China’s take-over of the South China sea is complete; a summit next week clinches its strategic gains
By T J S George | Published: 07th May 2017 04:00 AM |
A week from today “the biggest diplomatic event of the year” will take place in China with many heads of government in attendance (not India’s). This is the first summit of Xi Jinping’s prestigious signature project—the One Belt One Road (OBOR) enterprise to build a network of railways, ports and powergrids linking Asia, Africa and Europe.
The sheer sweep of the concept—shall we say, the daring —is a proclamation of China’s ambitions. We will miss the big message underlying the big idea if we see OBOR in isolation. It is part of an awakening that has transformed China into the world’s second most powerful country, poised to overtake the first. The economic muscle that is being built through projects such as OBOR is but an extension of the military and strategic muscles that are continuously being strengthened.
Consider the South China Sea. Large portions of this expanse constitute the territorial waters of Vietnam, Malaysia, Philippines and Indonesia. Early on, they had protested against China’s aggressive moves. The Philippines even went to the International Court, which ruled in its favour. China ignored it all and went on strengthening sandbanks, filling up shoals, laying airstrips.
American military sources now say that “hundreds” of surface-to-air missiles are being set up in the now militarised islands. Australian experts have said it is too late to challenge China. Philippine President advised his fellow Southeast Asian leaders to reconcile to the fait accompli. Without firing a shot, China has taken over an ocean and turned a half-dozen littoral states into virtual satellites.
China’s second aircraft carrier was launched
last month, built in China at what is described as amazing speed. (India’s second carrier being built at Kochi is eight years behind schedule). China has announced that six more carriers are being built, two to be deployed permanently in the Indian Ocean.
Note, too, that China has taken over Gwadar port in Pakistan and has set up a military base in Djibouti’s port in the Gulf of Aden. It’s clear that China’s status as a naval power in the Indian Ocean and Asia-Pacific region is already formidable, and steadily becoming more so.
Add to this the headway China has made in strategic alliances. It has significantly improved its relations with Russia, leading to a China-Russia-Pakistan economic partnership. What is interesting here is that Russia was a close ally of India for a long period during which it had kept Pakistan at a distance. The strategic balance of the whole region changed following India’s decision to cultivate America in preference to Russia.
What has India gained? Pakistan is today an integral part of Southeast Asian geopolitics as shaped by China and Russia, while America’s Asia pivot policy of which India was to be a central component has evaporated. Unpredictable as Trump’s America is, the State Department said last week that China would be America’s highest priority in Asia.

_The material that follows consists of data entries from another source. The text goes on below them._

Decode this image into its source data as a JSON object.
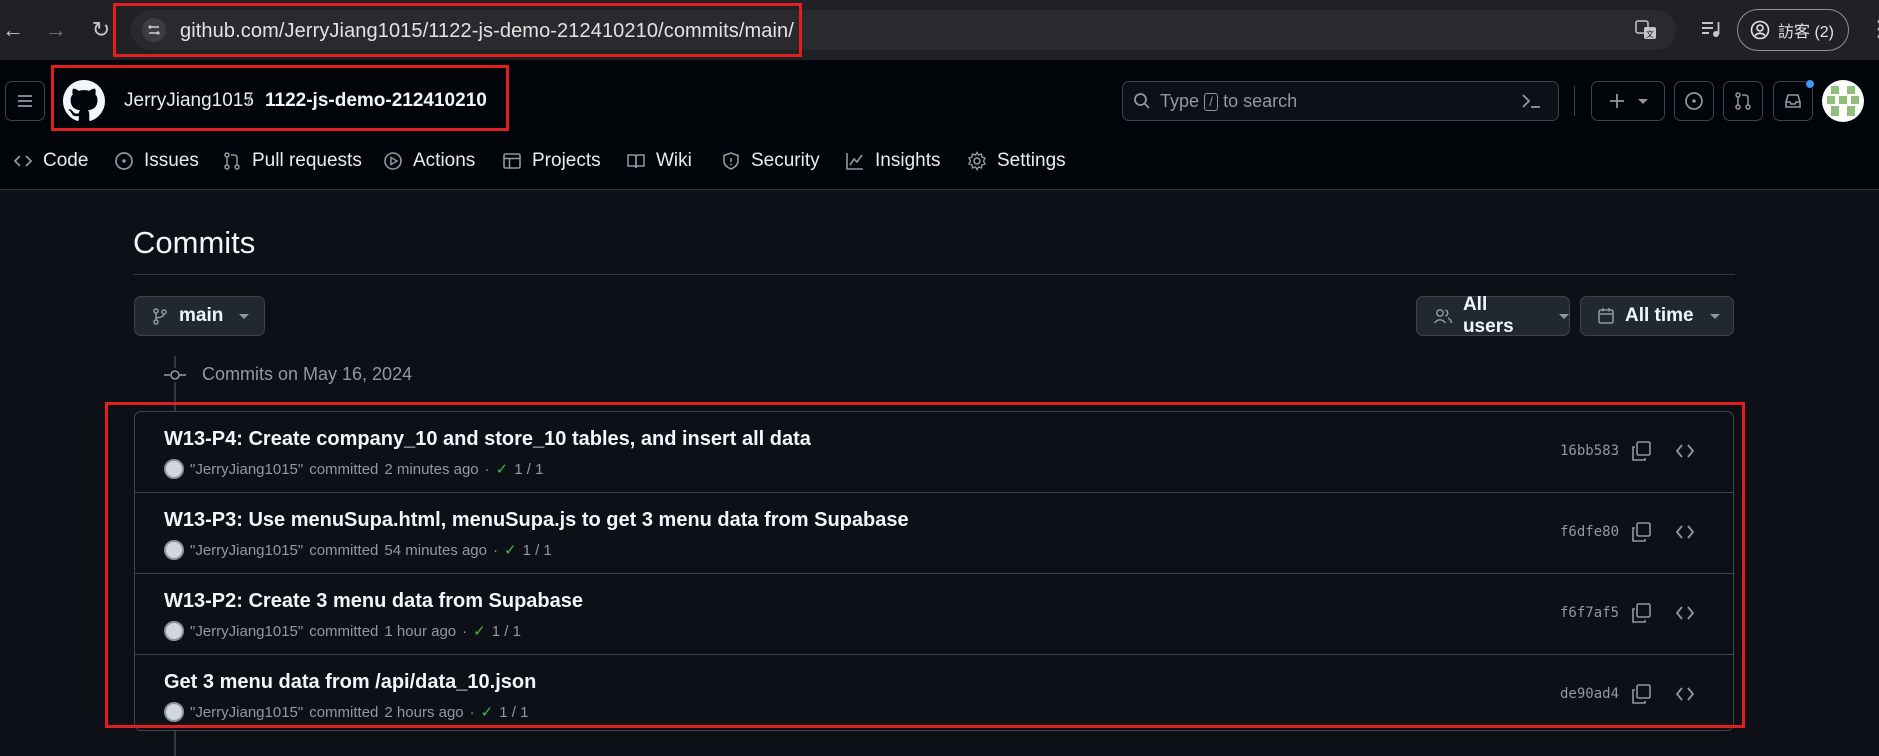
{
  "browser": {
    "url": "github.com/JerryJiang1015/1122-js-demo-212410210/commits/main/",
    "profile_label": "訪客 (2)"
  },
  "repo": {
    "owner": "JerryJiang1015",
    "separator": "/",
    "name": "1122-js-demo-212410210"
  },
  "search": {
    "prefix": "Type",
    "key": "/",
    "suffix": "to search"
  },
  "tabs": [
    {
      "label": "Code",
      "icon": "code-icon"
    },
    {
      "label": "Issues",
      "icon": "issue-icon"
    },
    {
      "label": "Pull requests",
      "icon": "pull-request-icon"
    },
    {
      "label": "Actions",
      "icon": "play-icon"
    },
    {
      "label": "Projects",
      "icon": "table-icon"
    },
    {
      "label": "Wiki",
      "icon": "book-icon"
    },
    {
      "label": "Security",
      "icon": "shield-icon"
    },
    {
      "label": "Insights",
      "icon": "graph-icon"
    },
    {
      "label": "Settings",
      "icon": "gear-icon"
    }
  ],
  "page": {
    "title": "Commits",
    "branch": "main",
    "users_filter": "All users",
    "time_filter": "All time",
    "date_header": "Commits on May 16, 2024"
  },
  "commits": [
    {
      "title": "W13-P4: Create company_10 and store_10 tables, and insert all data",
      "author": "\"JerryJiang1015\"",
      "action": "committed",
      "when": "2 minutes ago",
      "sep": "·",
      "checks": "1 / 1",
      "sha": "16bb583"
    },
    {
      "title": "W13-P3: Use menuSupa.html, menuSupa.js to get 3 menu data from Supabase",
      "author": "\"JerryJiang1015\"",
      "action": "committed",
      "when": "54 minutes ago",
      "sep": "·",
      "checks": "1 / 1",
      "sha": "f6dfe80"
    },
    {
      "title": "W13-P2: Create 3 menu data from Supabase",
      "author": "\"JerryJiang1015\"",
      "action": "committed",
      "when": "1 hour ago",
      "sep": "·",
      "checks": "1 / 1",
      "sha": "f6f7af5"
    },
    {
      "title": "Get 3 menu data from /api/data_10.json",
      "author": "\"JerryJiang1015\"",
      "action": "committed",
      "when": "2 hours ago",
      "sep": "·",
      "checks": "1 / 1",
      "sha": "de90ad4"
    }
  ],
  "colors": {
    "background": "#0d1117",
    "header": "#010409",
    "border": "#3d444d",
    "success": "#3fb950",
    "annotation_red": "#e02020"
  }
}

China’s attitude to India has changed, too. It seems to have concluded that India is no longer the serious competitor it once appeared to be. On the OBOR issue, China officially stated that “India will have a representative”. (Perhaps a middle rank diplomat or businessman). The Chinese media, however, felt no need to be diplomatic. It said Delhi would be isolated and embarrassed by its stand, that Russia and Iran are “seeking to join the China-Pakistan Economic Corridor which will put India in a more awkward position”.
Iran was initially most interested in building relations with India. Given Shia Iran’s problems with Baluchistan, close ties with Tehran should have been a strategic (besides economic) priority for India. But our responses were tardy.
Iran has since moved away to the warmer China-Pakistan-Russia partnership. Yet another pointer to the altered situation is India’s apparent loss of interest in the Shanghai Cooperation Organisation. There was a time when India was eager to get full membership. In another month formalisation of full membership, along with Pakistan’s, is to be processed. Despite the fact that this is part of the profound realignments that are taking place in Eurasia, India is sulking.
Even in Sri Lanka, when a project was drawn up for India to develop Trincomalee, local protests become so powerful that the idea had to be dropped. At the same time, China is building a massive new port in the country’s capital itself, adjacent to the existing Colombo port.
Somewhere we’ve done something not good. Who will find out? Who will take remedial measures? Who will bell the cat?